Saleh v. Bush, No. 15-15098 (9th Cir. 2017)Annotate this Case
Plaintiff, who had endured many hardships in 2003 while trying to leave Baghdad, alleged, in a purported class action, that former officials of the President George W. Bush administration engaged in the war against Iraq in violation of the Alien Tort Statute, 28 U.S.C. 1350. The district court held that plaintiff had not exhausted her administrative remedies as required by the Federal Tort Claims Act. The Ninth Circuit affirmed the dismissal, holding that the individual defendants were entitled to official immunity under the Westfall Act, 28 U.S.C. 2679(d)(1), which accords federal employees immunity from common-law tort claims for acts undertaken in the course of their official duties. The court upheld the Attorney General’s scope certification (determining that the employees were acting within the scope of their employment so that the action was one against the United States). The court rejected an argument that defendants could not be immune under the Westfall Act because plaintiff alleged violations of a jus cogens norm of international law from which no derogation is permitted and which can be modified only by a subsequent norm of general international law.
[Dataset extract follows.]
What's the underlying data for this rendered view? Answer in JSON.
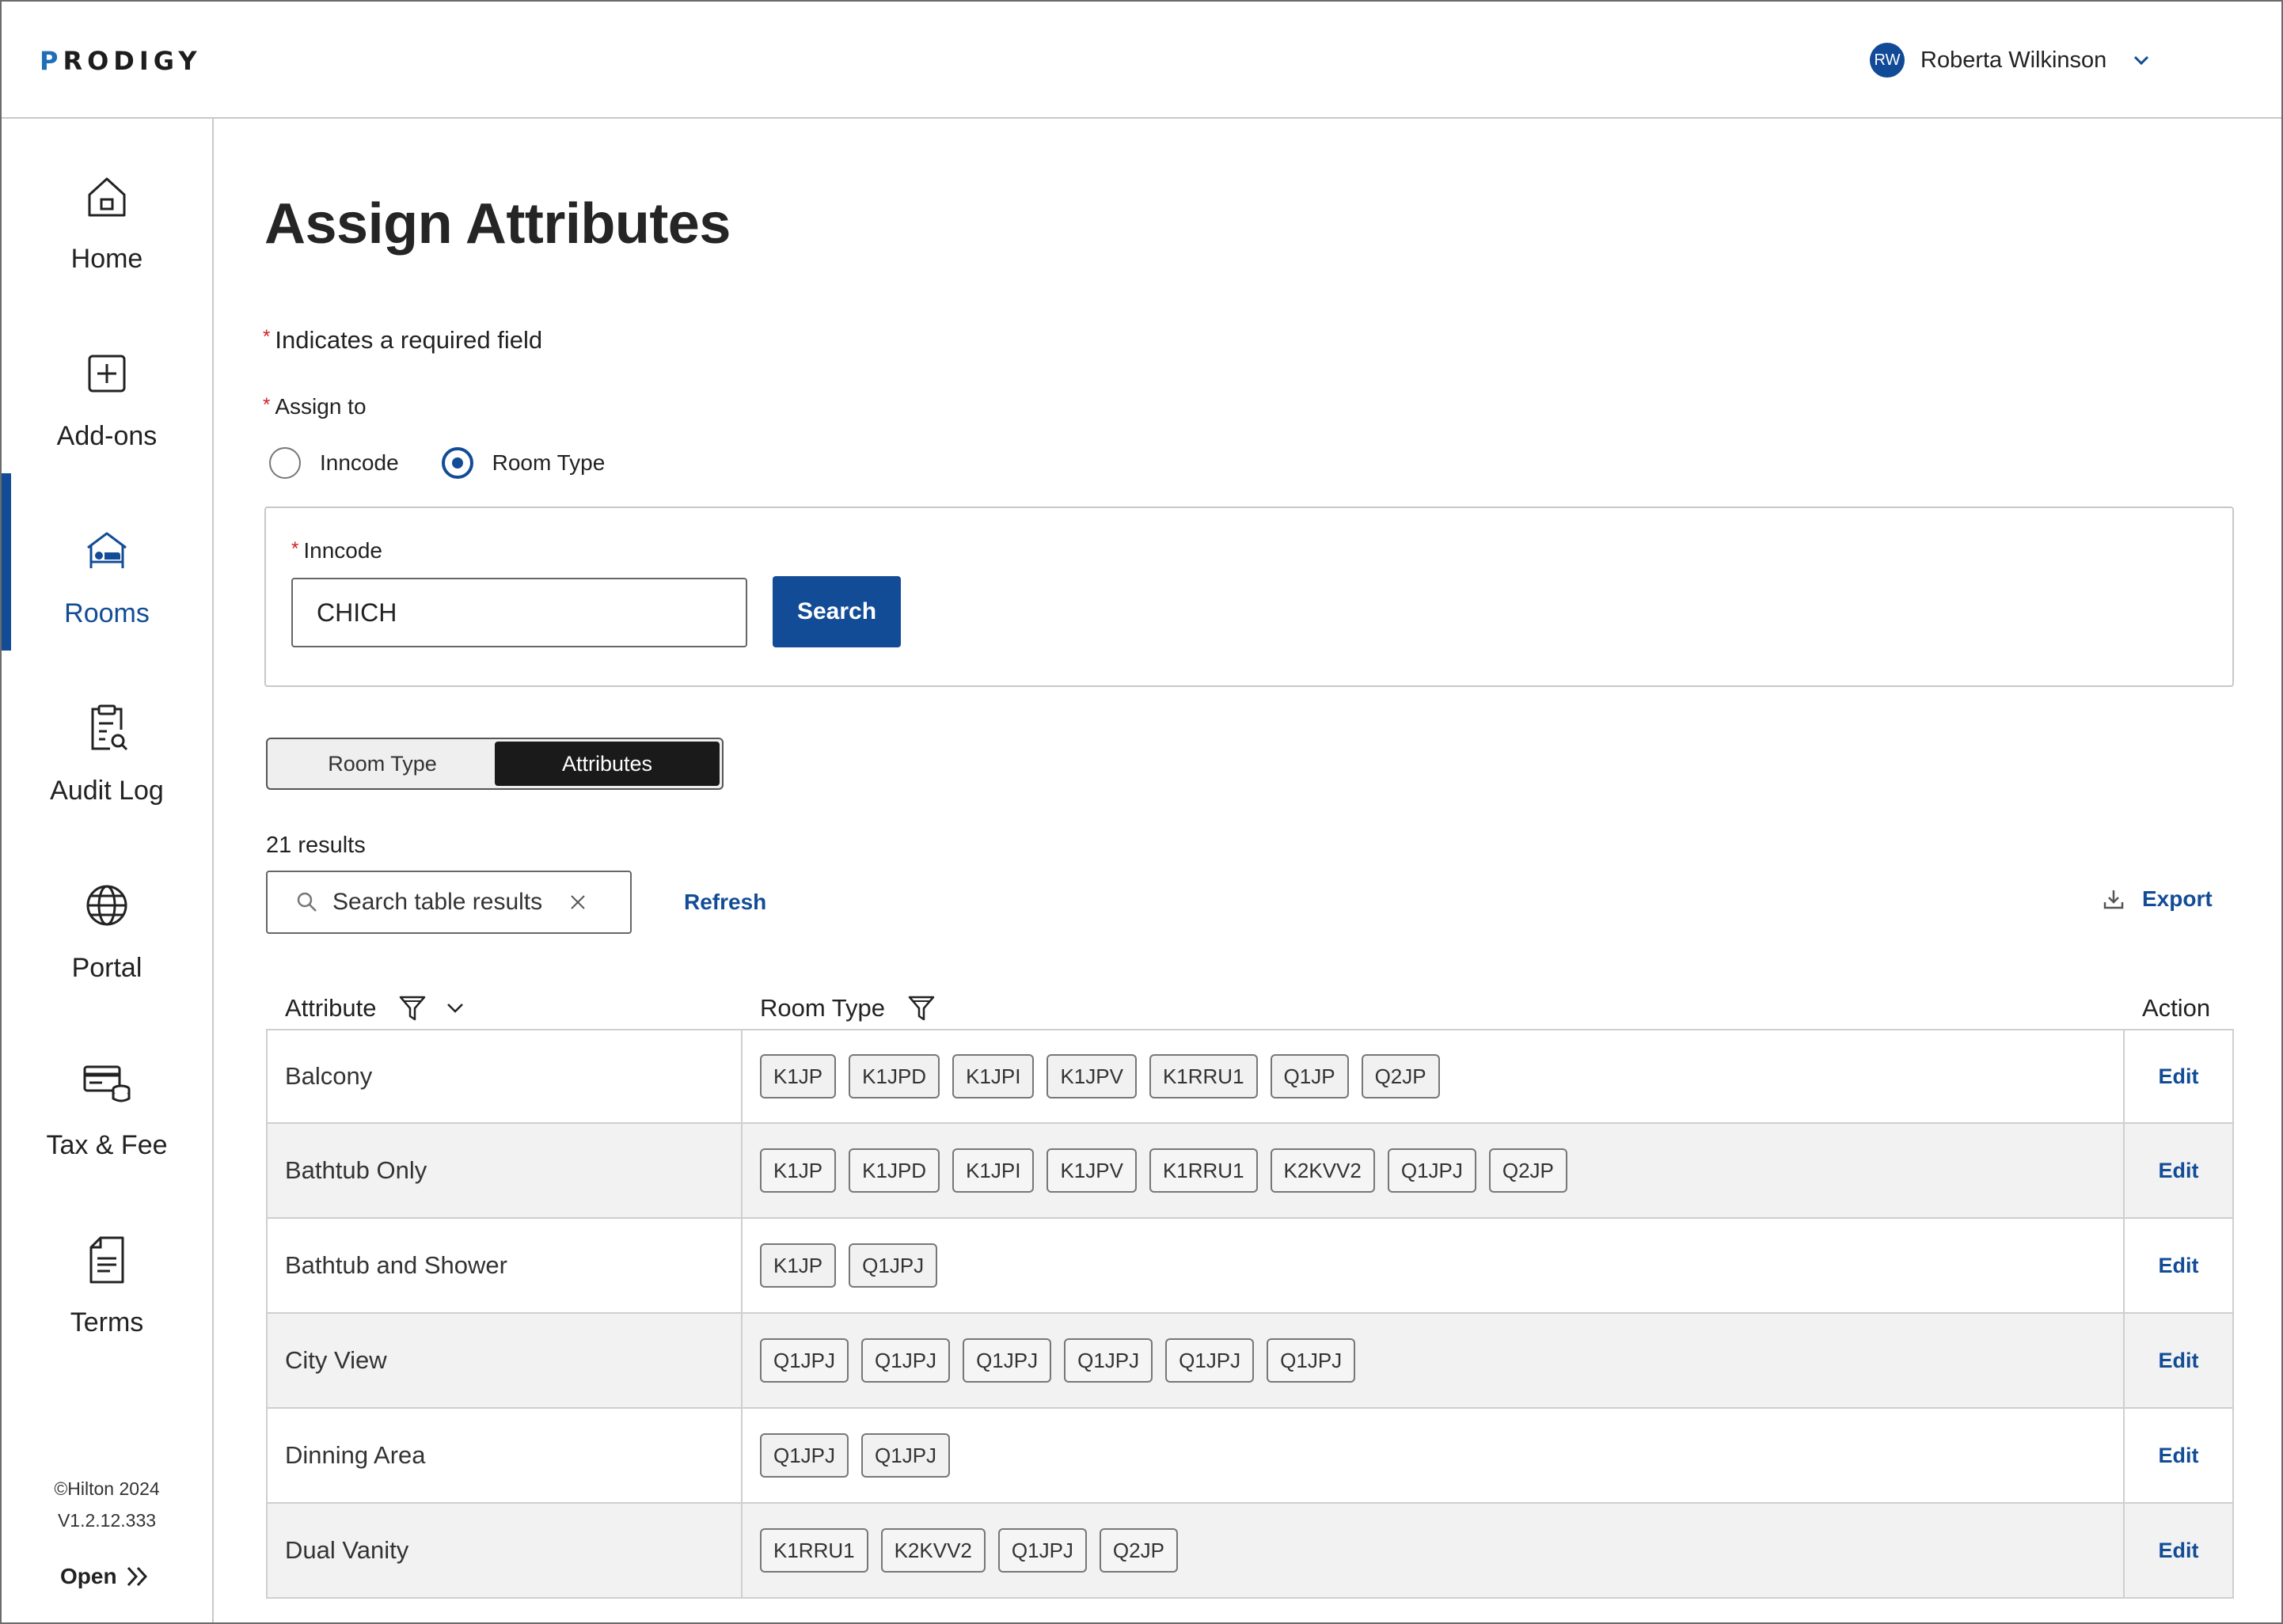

Congress can provide immunity for federal officers for jus cogens violations.